Last week I attended the 4 day Myers-Briggs Type Indicator® (MBTI®) Certification Program at AMA. The seminar is meant for HR professionals to administer to their clients and staffs. Although that isn’t my field, I felt this is a great tool to have as a team leader, manager or entrepreneur. I was fortunate to have Linda K Kirby, the authority in the field, as my instructor and am inspired to share some highlights.
The theory behind MBTI was developed Carl Jung, a Swiss psychiatrist, in the 1920’s. He believed that everyone is born with innate behavioral preferences and those preferences make up our psychological types. Katharine Briggs and her daughter Isabel Briggs Myers took Jung’s work and applied it, developing a test to determine a person’s type. The seminar at AMA taught how to administer the test and interpret the results.
MBTI types are based on a set of 4 dichotomies. Today, I will only focus on the first: Extroversion Vs. Introversion. Many people think this has to do with how much you like people and like interacting with people and that just isn’t true. This dichotomy deals with where you get your energy from. In other words, when is your brain revved the most? Are you firing all cylinders when there is a lot going on around you and you are interacting with people? Or do you need quiet and calm to work and function at your best? When thinking about this distinction, keep in mind that everyone operates in both extroverted and introverted situations. The question you should ask is which you prefer more.
Here are 5 differences between extroverts and introverts that really hit home for me. I hope you find them helpful.
- People who prefer extroversion(E‘s) need noise or activity around them to work at their best, while people who prefer introversion(I‘s) need quiet and calm to operate at their best. This means an E will likely want the music playing in their office to get work done, but the I will find that distracting.
- After a handful of active meetings an E will likely feel energized and want to continue while an I will feel drained. An I will probably want to go into a quiet office to re energize, not meaning to be rude.
- I‘s prefer to communicate in writing so they can process and respond in their optimal environment, while E‘s prefer to talk over the phone or communicate in person. The E‘s need to communicate in person may seem intrusive to an I, but is not meant to be.
- In a meeting I‘s will take their time to process their thoughts before deciding what to say. They will often require a few seconds of silence to respond. An E might interpret that silence as being calculating or not willing to share, when in reality they prefer to operate in silence.
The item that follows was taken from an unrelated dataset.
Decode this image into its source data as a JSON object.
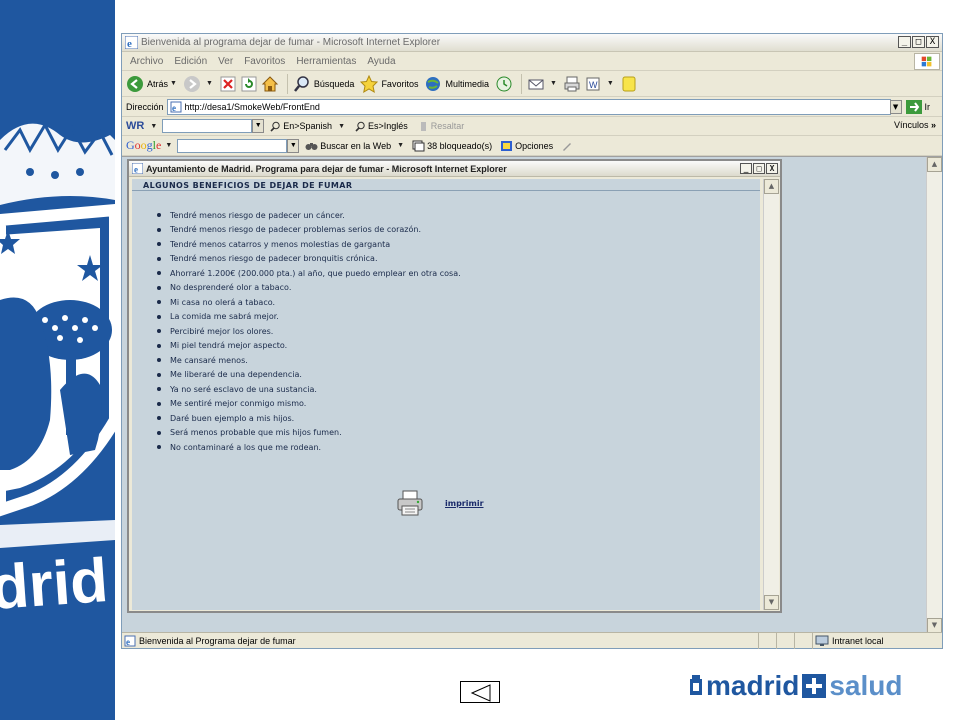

- In social situations, I‘s are less likely to initiate conversations. This is not because they are shy or not interested, it is just because their tendencies are to stay silent. The E‘s in the same setting will want to initiate conversation and interact with many people. This overly friendliness may seem disingenuous, but it is not meant that way. It is a function of their natural behavioral tendencies.
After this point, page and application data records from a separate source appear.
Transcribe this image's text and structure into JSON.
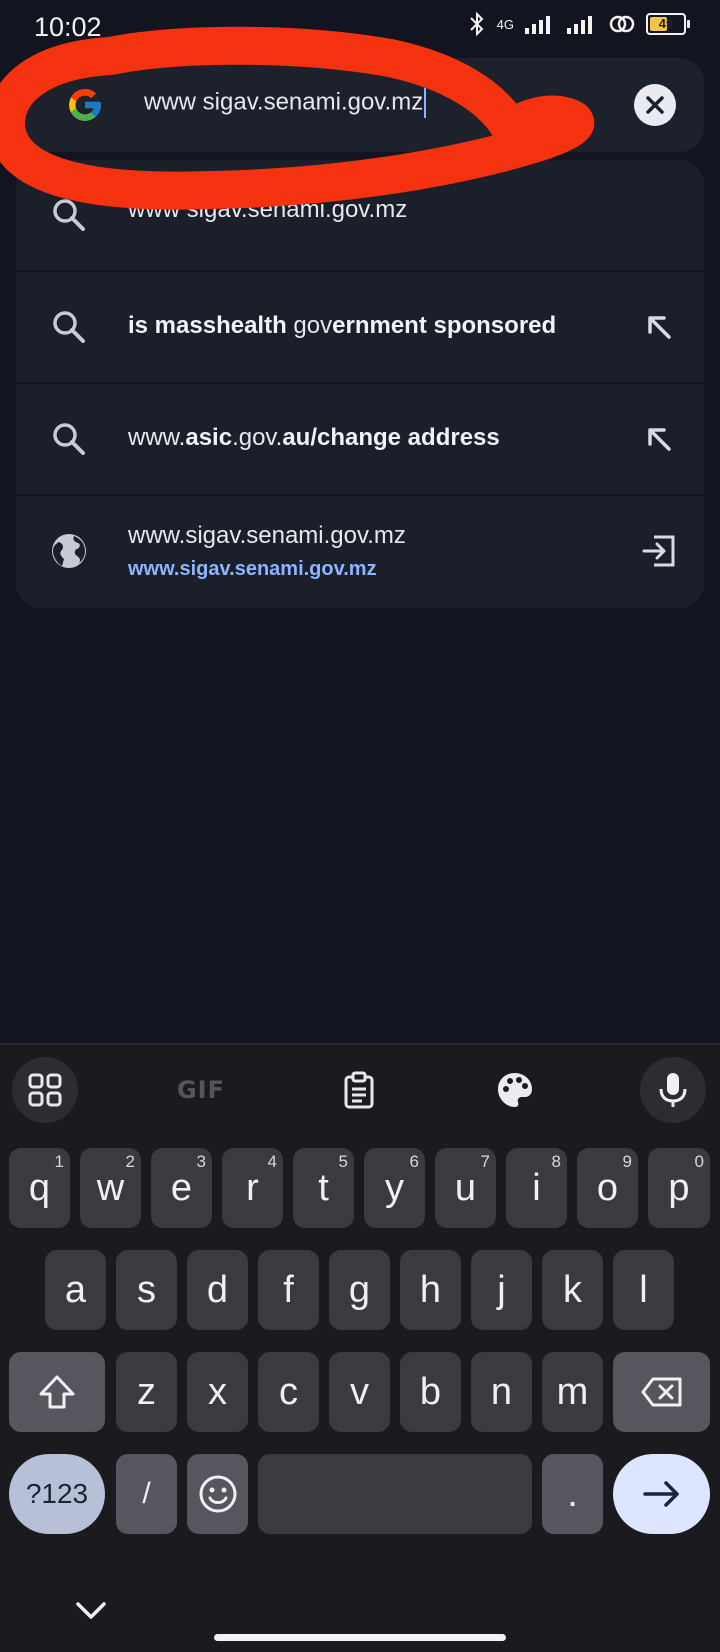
{
  "status_bar": {
    "time": "10:02",
    "network": "4G",
    "battery": "49"
  },
  "search": {
    "query": "www sigav.senami.gov.mz",
    "clear_icon": "close-icon",
    "engine_icon": "google-g-icon"
  },
  "suggestions": [
    {
      "icon": "search-icon",
      "text": "www sigav.senami.gov.mz"
    },
    {
      "icon": "search-icon",
      "parts": [
        {
          "b": true,
          "t": "is masshealth "
        },
        {
          "b": false,
          "t": "gov"
        },
        {
          "b": true,
          "t": "ernment sponsored"
        }
      ],
      "action_icon": "arrow-up-left-icon"
    },
    {
      "icon": "search-icon",
      "parts": [
        {
          "b": false,
          "t": "www."
        },
        {
          "b": true,
          "t": "asic"
        },
        {
          "b": false,
          "t": ".gov."
        },
        {
          "b": true,
          "t": "au/change address"
        }
      ],
      "action_icon": "arrow-up-left-icon"
    },
    {
      "icon": "globe-icon",
      "title": "www.sigav.senami.gov.mz",
      "url": "www.sigav.senami.gov.mz",
      "action_icon": "open-in-icon"
    }
  ],
  "keyboard": {
    "toolbar": {
      "gif": "GIF"
    },
    "row1": [
      {
        "k": "q",
        "h": "1"
      },
      {
        "k": "w",
        "h": "2"
      },
      {
        "k": "e",
        "h": "3"
      },
      {
        "k": "r",
        "h": "4"
      },
      {
        "k": "t",
        "h": "5"
      },
      {
        "k": "y",
        "h": "6"
      },
      {
        "k": "u",
        "h": "7"
      },
      {
        "k": "i",
        "h": "8"
      },
      {
        "k": "o",
        "h": "9"
      },
      {
        "k": "p",
        "h": "0"
      }
    ],
    "row2": [
      "a",
      "s",
      "d",
      "f",
      "g",
      "h",
      "j",
      "k",
      "l"
    ],
    "row3": [
      "z",
      "x",
      "c",
      "v",
      "b",
      "n",
      "m"
    ],
    "symbols": "?123",
    "slash": "/",
    "period": "."
  },
  "colors": {
    "background": "#121520",
    "annotation": "#f5320f",
    "link": "#8fb3ff",
    "enter_key": "#dde5ff"
  }
}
I prefer extroversion and I realized that I often get an email from a colleague and pick up the phone or walk down the hall instead of responding to the email. This may be okay for many people, but after learning about what introverts prefer, I am sure it isn’t appreciated by all. The next time you pick up the phone to call someone, ask yourself, “are they an Extrovert? Would they prefer an email?”
What do you think your type is? Any other situations that we should all be sensitive to?